**Your objective**:
Go through the entries and copy every line that has the string "false" in it.

[Stored entries]
━━━━━━━━
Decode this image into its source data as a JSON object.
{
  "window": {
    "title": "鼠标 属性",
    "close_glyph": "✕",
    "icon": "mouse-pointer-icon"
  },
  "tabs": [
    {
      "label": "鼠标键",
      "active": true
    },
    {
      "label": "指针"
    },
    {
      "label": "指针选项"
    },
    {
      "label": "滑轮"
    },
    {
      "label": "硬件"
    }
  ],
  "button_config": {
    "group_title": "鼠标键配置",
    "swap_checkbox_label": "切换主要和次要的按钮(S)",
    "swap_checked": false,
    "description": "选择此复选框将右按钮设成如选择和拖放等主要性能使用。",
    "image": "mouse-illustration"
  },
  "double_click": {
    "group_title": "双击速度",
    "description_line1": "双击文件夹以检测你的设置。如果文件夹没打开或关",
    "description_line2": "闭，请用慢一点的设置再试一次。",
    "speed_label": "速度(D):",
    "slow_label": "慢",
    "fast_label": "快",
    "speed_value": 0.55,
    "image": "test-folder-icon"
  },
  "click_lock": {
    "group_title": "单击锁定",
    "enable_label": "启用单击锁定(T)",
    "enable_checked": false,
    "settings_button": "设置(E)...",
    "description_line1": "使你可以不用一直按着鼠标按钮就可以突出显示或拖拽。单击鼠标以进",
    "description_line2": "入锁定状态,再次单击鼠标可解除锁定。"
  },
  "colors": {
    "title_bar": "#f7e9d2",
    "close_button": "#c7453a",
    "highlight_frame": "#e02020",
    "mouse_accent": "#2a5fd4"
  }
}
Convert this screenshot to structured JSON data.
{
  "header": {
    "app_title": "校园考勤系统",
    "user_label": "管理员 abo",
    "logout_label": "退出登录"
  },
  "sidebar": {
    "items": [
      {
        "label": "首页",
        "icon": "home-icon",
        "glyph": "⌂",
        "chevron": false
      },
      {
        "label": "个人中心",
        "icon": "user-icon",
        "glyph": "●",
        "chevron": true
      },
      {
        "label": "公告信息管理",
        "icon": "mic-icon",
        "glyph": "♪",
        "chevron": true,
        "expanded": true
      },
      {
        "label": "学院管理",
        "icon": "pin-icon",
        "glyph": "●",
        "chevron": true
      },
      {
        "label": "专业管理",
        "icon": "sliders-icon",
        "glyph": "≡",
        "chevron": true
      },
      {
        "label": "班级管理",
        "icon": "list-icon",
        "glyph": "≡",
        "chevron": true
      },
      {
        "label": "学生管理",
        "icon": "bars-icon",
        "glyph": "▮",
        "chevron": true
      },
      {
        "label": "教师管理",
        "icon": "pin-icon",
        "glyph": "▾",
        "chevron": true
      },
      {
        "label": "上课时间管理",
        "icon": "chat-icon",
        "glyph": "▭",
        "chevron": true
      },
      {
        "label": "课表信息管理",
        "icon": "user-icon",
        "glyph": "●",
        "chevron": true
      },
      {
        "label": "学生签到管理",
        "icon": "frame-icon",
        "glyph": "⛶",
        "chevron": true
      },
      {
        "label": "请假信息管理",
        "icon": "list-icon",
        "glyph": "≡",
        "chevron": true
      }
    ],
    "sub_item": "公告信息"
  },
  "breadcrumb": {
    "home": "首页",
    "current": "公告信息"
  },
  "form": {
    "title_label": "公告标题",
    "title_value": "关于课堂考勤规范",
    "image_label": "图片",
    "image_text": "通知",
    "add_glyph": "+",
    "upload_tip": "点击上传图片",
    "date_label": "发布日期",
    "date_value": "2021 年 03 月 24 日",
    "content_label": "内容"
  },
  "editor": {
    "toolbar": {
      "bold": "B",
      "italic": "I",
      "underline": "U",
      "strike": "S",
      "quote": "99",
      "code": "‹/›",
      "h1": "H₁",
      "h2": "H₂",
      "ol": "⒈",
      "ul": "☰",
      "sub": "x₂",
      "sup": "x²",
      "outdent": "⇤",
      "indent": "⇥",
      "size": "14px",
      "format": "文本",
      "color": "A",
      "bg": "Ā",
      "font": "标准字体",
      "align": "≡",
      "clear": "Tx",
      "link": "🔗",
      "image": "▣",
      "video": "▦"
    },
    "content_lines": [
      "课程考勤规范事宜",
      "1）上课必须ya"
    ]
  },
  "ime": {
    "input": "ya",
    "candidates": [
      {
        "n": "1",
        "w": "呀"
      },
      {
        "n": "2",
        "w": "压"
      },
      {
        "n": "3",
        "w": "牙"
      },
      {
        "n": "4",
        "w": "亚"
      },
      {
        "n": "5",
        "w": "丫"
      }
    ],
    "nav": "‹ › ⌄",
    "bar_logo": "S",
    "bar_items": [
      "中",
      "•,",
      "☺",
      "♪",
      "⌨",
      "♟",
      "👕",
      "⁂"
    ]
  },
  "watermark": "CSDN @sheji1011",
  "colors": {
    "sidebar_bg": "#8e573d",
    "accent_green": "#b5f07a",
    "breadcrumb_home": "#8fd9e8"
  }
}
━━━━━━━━
**Final answer**:
    "swap_checked": false,
    "enable_checked": false,
        "chevron": false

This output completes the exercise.